As OPay looks to the future, it has possible strategies to pursue for growth including geographic expansion and financial inclusion. Earlier this year OPay launched in Egypt, Africa’s second largest economy. OPay faces major competition in Egypt from Fawry, an Egyptian mobile money and payments company that recently went public and has a market capitalisation of around $1.8 billion.
Only 45% (47.7 million) of Nigeria’s population are banked. The most prominent reasons for not having a bank account include people’s attitude or perception towards banks, poor accessibility to banking services, and irregular or low income. Nigerians who are willing to open a bank account need to submit a valid identification such as a national ID or passport, proof of address from utility bills and NGN 5,000 ($12) deposited in the account. However, around 66% of the adult population live in rural areas, unemployment reached 27.1% in the second quarter of 2020, and around 40% of the population live in poverty.
Growth in digital financial services, agent networks and mobile phone ownership (now at 81%) highlights the opportunity to drive faster financial inclusion growth through digital financial services such as mobile money and which showcases the huge potential of mobile wallets in the country.
Evolving into a full-scale digital bank
OPay has the potential to expand into a full-fledged digital bank due to its large user base.
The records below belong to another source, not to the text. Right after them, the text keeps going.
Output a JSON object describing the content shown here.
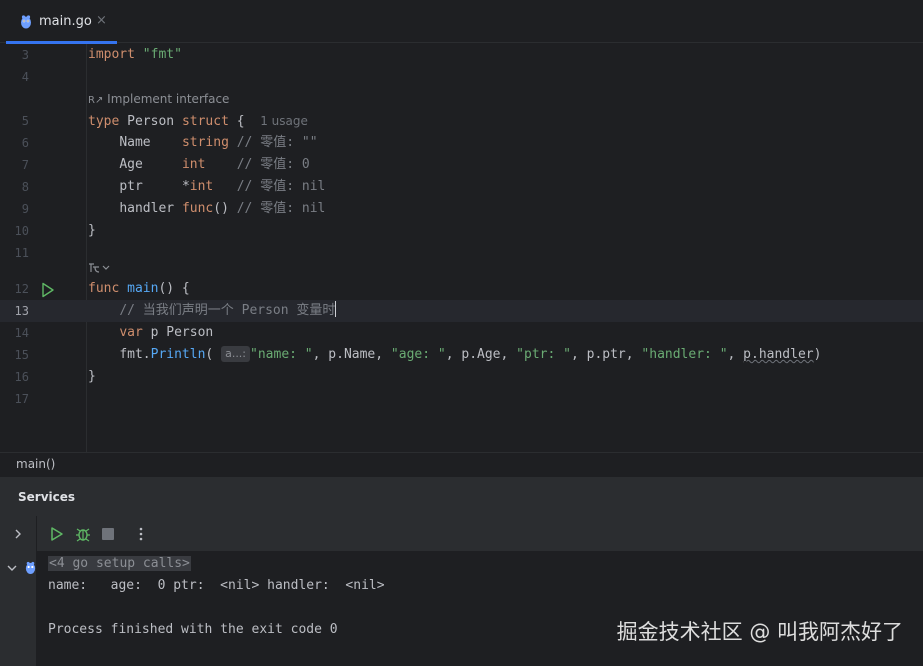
{
  "tab": {
    "label": "main.go",
    "close": "×"
  },
  "lens": {
    "implement": "Implement interface",
    "usage": "1 usage",
    "run": "▷"
  },
  "lines": [
    {
      "n": "3"
    },
    {
      "n": "4"
    },
    {
      "n": "5"
    },
    {
      "n": "6"
    },
    {
      "n": "7"
    },
    {
      "n": "8"
    },
    {
      "n": "9"
    },
    {
      "n": "10"
    },
    {
      "n": "11"
    },
    {
      "n": "12"
    },
    {
      "n": "13"
    },
    {
      "n": "14"
    },
    {
      "n": "15"
    },
    {
      "n": "16"
    },
    {
      "n": "17"
    }
  ],
  "code": {
    "import_kw": "import",
    "import_str": "\"fmt\"",
    "type_kw": "type",
    "type_name": "Person",
    "struct_kw": "struct",
    "brace_open": "{",
    "f_name": "Name",
    "f_name_type": "string",
    "f_name_cm": "// 零值: \"\"",
    "f_age": "Age",
    "f_age_type": "int",
    "f_age_cm": "// 零值: 0",
    "f_ptr": "ptr",
    "f_ptr_star": "*",
    "f_ptr_type": "int",
    "f_ptr_cm": "// 零值: nil",
    "f_handler": "handler",
    "f_handler_type": "func",
    "f_handler_parens": "()",
    "f_handler_cm": "// 零值: nil",
    "brace_close": "}",
    "func_kw": "func",
    "func_name": "main",
    "func_rest": "() {",
    "comment13": "// 当我们声明一个 Person 变量时",
    "var_kw": "var",
    "var_rest": "p Person",
    "println_pkg": "fmt.",
    "println_fn": "Println",
    "println_open": "(",
    "param_hint": "a...:",
    "arg1": "\"name: \"",
    "arg2": ", p.Name, ",
    "arg3": "\"age: \"",
    "arg4": ", p.Age, ",
    "arg5": "\"ptr: \"",
    "arg6": ", p.ptr, ",
    "arg7": "\"handler: \"",
    "arg8": ", ",
    "arg9": "p.handler",
    "println_close": ")",
    "func_close": "}"
  },
  "breadcrumb": "main()",
  "services": {
    "title": "Services",
    "console": {
      "setup": "<4 go setup calls>",
      "output": "name:   age:  0 ptr:  <nil> handler:  <nil>",
      "finished": "Process finished with the exit code 0"
    }
  },
  "watermark": "掘金技术社区 @ 叫我阿杰好了",
  "colors": {
    "accent": "#3574f0",
    "run_green": "#5fb865",
    "keyword": "#cf8e6d",
    "string": "#6aab73",
    "function": "#56a8f5"
  }
}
Kuda Bank, a digital banking startup in Nigeria, raised $55 million in funding at a $500 million value. Kuda claims to have 1.4 million users, compared with OPay's estimates of 2 million mobile money wallets with balances and 10 million Nigerians served directly or indirectly.
However, Nigeria's financial regulators have recently initiated an aggressive crackdown on fintech companies in the country, enacting a slew of new rules and laws. The Central Bank of Nigeria is yet to create a specific licensing regime for digital banks. This may pose a challenge to any hopes OPay may have to become a digital bank in Nigeria.
OPay is well positioned for significant expansion in Nigeria and new markets in Africa in the coming years given the rapid growth of its payment volume in Nigeria and its $400 million funding. As financial inclusion continues to increase in Africa, mobile money products such as OPay are key to integrating the unbanked into the financial system. OPay can build on its momentum in Nigeria to continue to expand its mobile payments offerings and eventually the potential to include a full-scale digital banking platform.
Keywords: Mobile Wallet, Digital Payment, Financial Inclusion, Digital Banking
Institution: OPay, Softbank, Boku, MTN Momo, KongaPay, PalmPay, Paga, Fawry, Kuda Bank, Central Bank Of Nigeria
Guest: Wong Loke Hwee, Masayoshi Son